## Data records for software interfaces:
=====
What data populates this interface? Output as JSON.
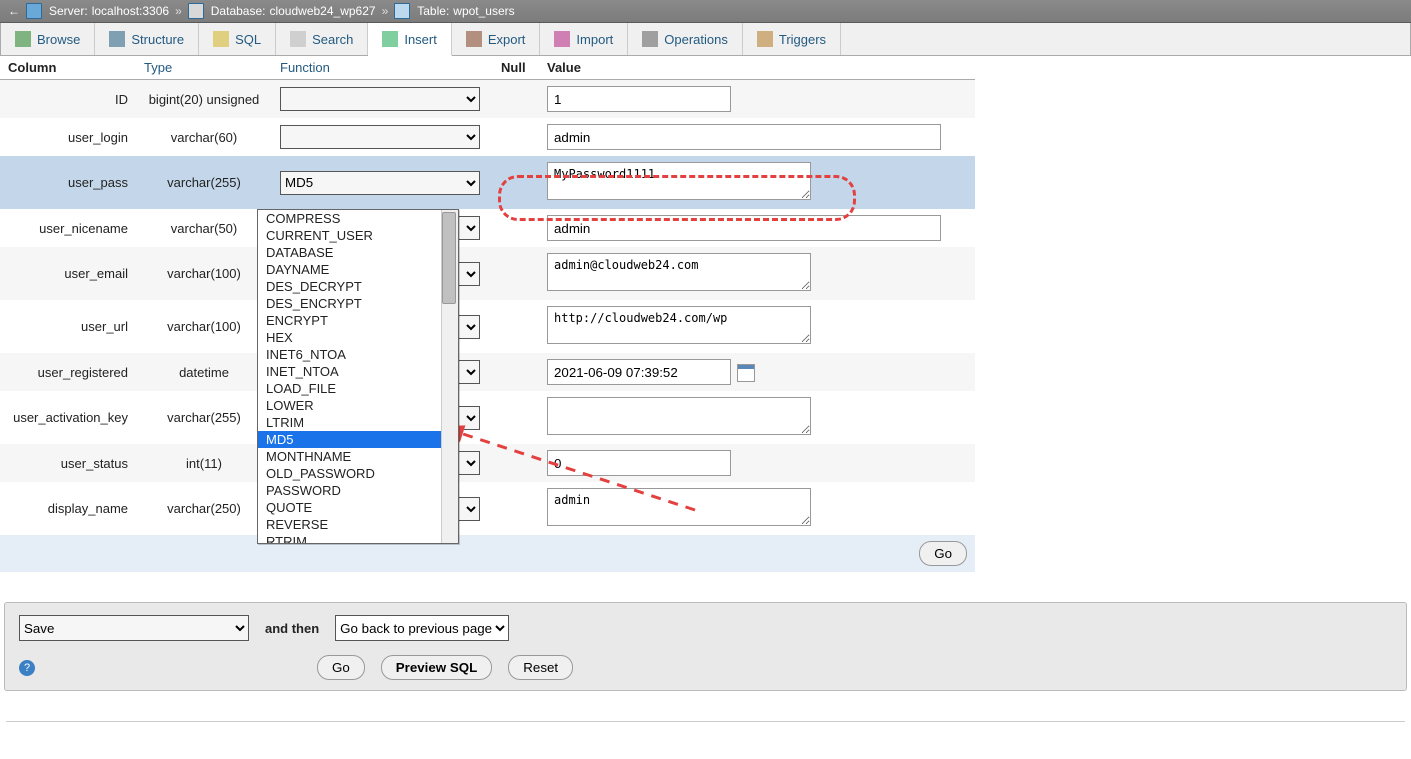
{
  "breadcrumb": {
    "server_label": "Server:",
    "server": "localhost:3306",
    "db_label": "Database:",
    "db": "cloudweb24_wp627",
    "table_label": "Table:",
    "table": "wpot_users"
  },
  "tabs": {
    "browse": "Browse",
    "structure": "Structure",
    "sql": "SQL",
    "search": "Search",
    "insert": "Insert",
    "export": "Export",
    "import": "Import",
    "operations": "Operations",
    "triggers": "Triggers"
  },
  "headers": {
    "column": "Column",
    "type": "Type",
    "function": "Function",
    "null": "Null",
    "value": "Value"
  },
  "rows": [
    {
      "col": "ID",
      "type": "bigint(20) unsigned",
      "fn": "",
      "val": "1",
      "kind": "short"
    },
    {
      "col": "user_login",
      "type": "varchar(60)",
      "fn": "",
      "val": "admin",
      "kind": "norm"
    },
    {
      "col": "user_pass",
      "type": "varchar(255)",
      "fn": "MD5",
      "val": "MyPassword1111",
      "kind": "ta"
    },
    {
      "col": "user_nicename",
      "type": "varchar(50)",
      "fn": "",
      "val": "admin",
      "kind": "norm"
    },
    {
      "col": "user_email",
      "type": "varchar(100)",
      "fn": "",
      "val": "admin@cloudweb24.com",
      "kind": "ta"
    },
    {
      "col": "user_url",
      "type": "varchar(100)",
      "fn": "",
      "val": "http://cloudweb24.com/wp",
      "kind": "ta"
    },
    {
      "col": "user_registered",
      "type": "datetime",
      "fn": "",
      "val": "2021-06-09 07:39:52",
      "kind": "date"
    },
    {
      "col": "user_activation_key",
      "type": "varchar(255)",
      "fn": "",
      "val": "",
      "kind": "ta"
    },
    {
      "col": "user_status",
      "type": "int(11)",
      "fn": "",
      "val": "0",
      "kind": "short"
    },
    {
      "col": "display_name",
      "type": "varchar(250)",
      "fn": "",
      "val": "admin",
      "kind": "ta"
    }
  ],
  "dropdown": {
    "items": [
      "COMPRESS",
      "CURRENT_USER",
      "DATABASE",
      "DAYNAME",
      "DES_DECRYPT",
      "DES_ENCRYPT",
      "ENCRYPT",
      "HEX",
      "INET6_NTOA",
      "INET_NTOA",
      "LOAD_FILE",
      "LOWER",
      "LTRIM",
      "MD5",
      "MONTHNAME",
      "OLD_PASSWORD",
      "PASSWORD",
      "QUOTE",
      "REVERSE",
      "RTRIM"
    ],
    "selected": "MD5"
  },
  "buttons": {
    "go": "Go",
    "preview": "Preview SQL",
    "reset": "Reset"
  },
  "actionbar": {
    "save": "Save",
    "and_then": "and then",
    "then_opt": "Go back to previous page"
  }
}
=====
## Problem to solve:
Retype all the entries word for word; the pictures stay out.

## Answer to the exercise:
What data populates this interface? Output as JSON.
{
  "breadcrumb": {
    "server_label": "Server:",
    "server": "localhost:3306",
    "db_label": "Database:",
    "db": "cloudweb24_wp627",
    "table_label": "Table:",
    "table": "wpot_users"
  },
  "tabs": {
    "browse": "Browse",
    "structure": "Structure",
    "sql": "SQL",
    "search": "Search",
    "insert": "Insert",
    "export": "Export",
    "import": "Import",
    "operations": "Operations",
    "triggers": "Triggers"
  },
  "headers": {
    "column": "Column",
    "type": "Type",
    "function": "Function",
    "null": "Null",
    "value": "Value"
  },
  "rows": [
    {
      "col": "ID",
      "type": "bigint(20) unsigned",
      "fn": "",
      "val": "1",
      "kind": "short"
    },
    {
      "col": "user_login",
      "type": "varchar(60)",
      "fn": "",
      "val": "admin",
      "kind": "norm"
    },
    {
      "col": "user_pass",
      "type": "varchar(255)",
      "fn": "MD5",
      "val": "MyPassword1111",
      "kind": "ta"
    },
    {
      "col": "user_nicename",
      "type": "varchar(50)",
      "fn": "",
      "val": "admin",
      "kind": "norm"
    },
    {
      "col": "user_email",
      "type": "varchar(100)",
      "fn": "",
      "val": "admin@cloudweb24.com",
      "kind": "ta"
    },
    {
      "col": "user_url",
      "type": "varchar(100)",
      "fn": "",
      "val": "http://cloudweb24.com/wp",
      "kind": "ta"
    },
    {
      "col": "user_registered",
      "type": "datetime",
      "fn": "",
      "val": "2021-06-09 07:39:52",
      "kind": "date"
    },
    {
      "col": "user_activation_key",
      "type": "varchar(255)",
      "fn": "",
      "val": "",
      "kind": "ta"
    },
    {
      "col": "user_status",
      "type": "int(11)",
      "fn": "",
      "val": "0",
      "kind": "short"
    },
    {
      "col": "display_name",
      "type": "varchar(250)",
      "fn": "",
      "val": "admin",
      "kind": "ta"
    }
  ],
  "dropdown": {
    "items": [
      "COMPRESS",
      "CURRENT_USER",
      "DATABASE",
      "DAYNAME",
      "DES_DECRYPT",
      "DES_ENCRYPT",
      "ENCRYPT",
      "HEX",
      "INET6_NTOA",
      "INET_NTOA",
      "LOAD_FILE",
      "LOWER",
      "LTRIM",
      "MD5",
      "MONTHNAME",
      "OLD_PASSWORD",
      "PASSWORD",
      "QUOTE",
      "REVERSE",
      "RTRIM"
    ],
    "selected": "MD5"
  },
  "buttons": {
    "go": "Go",
    "preview": "Preview SQL",
    "reset": "Reset"
  },
  "actionbar": {
    "save": "Save",
    "and_then": "and then",
    "then_opt": "Go back to previous page"
  }
}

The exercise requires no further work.